NEW ORLEANS (WVUE) - It's welcome news for those who still don't have a Real ID. The federal identification card will soon be required for travel and to get into certain federal buildings. Yet according to OMV officials, it won't be for another two years. This, despite information you may find on the Department of Homeland Security's website.
"I felt like it was that time," said Orlando Lewis.
Lewis just got his ID and a Real ID, at that.
(For more information on what's required to obtain your Real ID, click here.)
The star in the top, right-hand corner means Lewis can use it as a federal identification card. He says he opted for a Real ID instead of a standard, state-issued ID because of looming deadlines.
"Eventually you're going to need it. Instead of going through all of it, I just went with it," Lewis explained.
Yet, those deadlines are farther away than some may think. According to the Department of Homeland Security website, Louisiana is one of five states currently under review for an extension to become Real ID compliant. It indicates there's a grace period until January 22, 2018.
Yet, Louisiana Office of Motor Vehicles commissioner Karen St. Germain says that's not the case.
"Come January 22, 2018, if I do not have a real ID?" asked FOX 8 anchor/reporter. Katherine Mazzone.
"It means nothing. It doesn't mean anything. 2020 is the drop-dead date," said St. Germain.
St. Germain argues that Louisiana is, in fact, no longer under review.
"Louisiana is now under compliance...everything is complete. Everything," St. Germain said. "We are just waiting on that official signature from the Secretary of DHS. That's it."
She says the state's Real ID compliance could come as soon as next week, but certainly before January 22. Aimed at preventing identify fraud, the Real ID Act of 2005 mandates that states standardize driver's licenses into a national database.

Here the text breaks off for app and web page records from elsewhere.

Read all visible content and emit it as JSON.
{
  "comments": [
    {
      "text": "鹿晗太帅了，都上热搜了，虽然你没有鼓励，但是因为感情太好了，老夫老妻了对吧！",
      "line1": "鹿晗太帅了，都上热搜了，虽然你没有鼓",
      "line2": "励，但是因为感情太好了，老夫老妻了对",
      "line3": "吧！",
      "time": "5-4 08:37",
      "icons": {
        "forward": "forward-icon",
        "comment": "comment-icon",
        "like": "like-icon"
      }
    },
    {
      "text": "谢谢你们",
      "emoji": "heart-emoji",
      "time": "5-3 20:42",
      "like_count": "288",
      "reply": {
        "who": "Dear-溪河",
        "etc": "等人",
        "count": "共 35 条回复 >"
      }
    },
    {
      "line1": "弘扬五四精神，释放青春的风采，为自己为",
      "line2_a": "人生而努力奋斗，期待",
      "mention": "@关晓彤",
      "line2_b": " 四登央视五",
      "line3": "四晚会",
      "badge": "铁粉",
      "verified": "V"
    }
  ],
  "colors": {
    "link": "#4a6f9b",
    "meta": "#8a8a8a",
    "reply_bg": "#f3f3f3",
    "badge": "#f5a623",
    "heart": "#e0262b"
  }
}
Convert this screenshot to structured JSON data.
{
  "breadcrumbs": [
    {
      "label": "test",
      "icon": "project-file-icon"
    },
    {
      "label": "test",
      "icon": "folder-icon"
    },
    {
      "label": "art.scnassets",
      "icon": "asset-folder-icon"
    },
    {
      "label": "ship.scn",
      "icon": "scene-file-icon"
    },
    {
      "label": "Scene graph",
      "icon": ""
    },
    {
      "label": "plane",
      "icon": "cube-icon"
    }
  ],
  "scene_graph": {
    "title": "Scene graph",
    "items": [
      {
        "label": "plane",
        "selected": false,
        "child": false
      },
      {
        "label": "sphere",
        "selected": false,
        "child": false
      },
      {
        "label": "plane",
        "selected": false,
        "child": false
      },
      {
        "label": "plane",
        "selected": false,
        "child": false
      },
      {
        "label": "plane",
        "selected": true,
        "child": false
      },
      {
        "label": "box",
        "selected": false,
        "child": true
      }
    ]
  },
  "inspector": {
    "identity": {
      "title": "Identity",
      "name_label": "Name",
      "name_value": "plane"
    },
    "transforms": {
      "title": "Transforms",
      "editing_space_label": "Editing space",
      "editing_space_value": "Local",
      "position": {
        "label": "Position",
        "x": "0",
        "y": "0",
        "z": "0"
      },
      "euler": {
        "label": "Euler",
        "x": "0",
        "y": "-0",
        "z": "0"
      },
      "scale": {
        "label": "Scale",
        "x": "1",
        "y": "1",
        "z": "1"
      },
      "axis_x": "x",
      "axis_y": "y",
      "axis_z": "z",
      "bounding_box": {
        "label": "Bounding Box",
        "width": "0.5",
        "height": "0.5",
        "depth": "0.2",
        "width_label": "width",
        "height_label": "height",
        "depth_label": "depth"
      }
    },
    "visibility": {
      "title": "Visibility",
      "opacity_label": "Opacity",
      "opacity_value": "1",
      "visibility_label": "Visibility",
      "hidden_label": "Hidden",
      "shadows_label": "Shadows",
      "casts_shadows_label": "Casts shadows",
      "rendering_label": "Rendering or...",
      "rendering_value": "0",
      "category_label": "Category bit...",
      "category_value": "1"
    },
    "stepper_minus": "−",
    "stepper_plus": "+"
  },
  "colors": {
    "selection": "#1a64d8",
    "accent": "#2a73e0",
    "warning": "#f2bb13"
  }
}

The feds will soon require Real IDs to enter federal buildings and to get through TSA for domestic flights, but St. Germain says the IDs are not a must.
"It is your choice," said St. Germain.
Yet, you will have to have a passport to fly domestically in 2020 if you opt out.
It's why, for folks like Lewis, the Real ID makes sense.
"You might as well just do it," said Lewis.
While St. Germain says the OMV has addressed much of the controversy surrounding the Real ID, some have concerns over its overall implementation.
The American Civil Liberties Union, for example, claims on its website that Real IDs "would facilitate the tracking of data on individuals and bring government into the very center of every citizen's life. By definitively turning driver's licenses into a form of national identity documents, Real ID would have a tremendously destructive impact on privacy."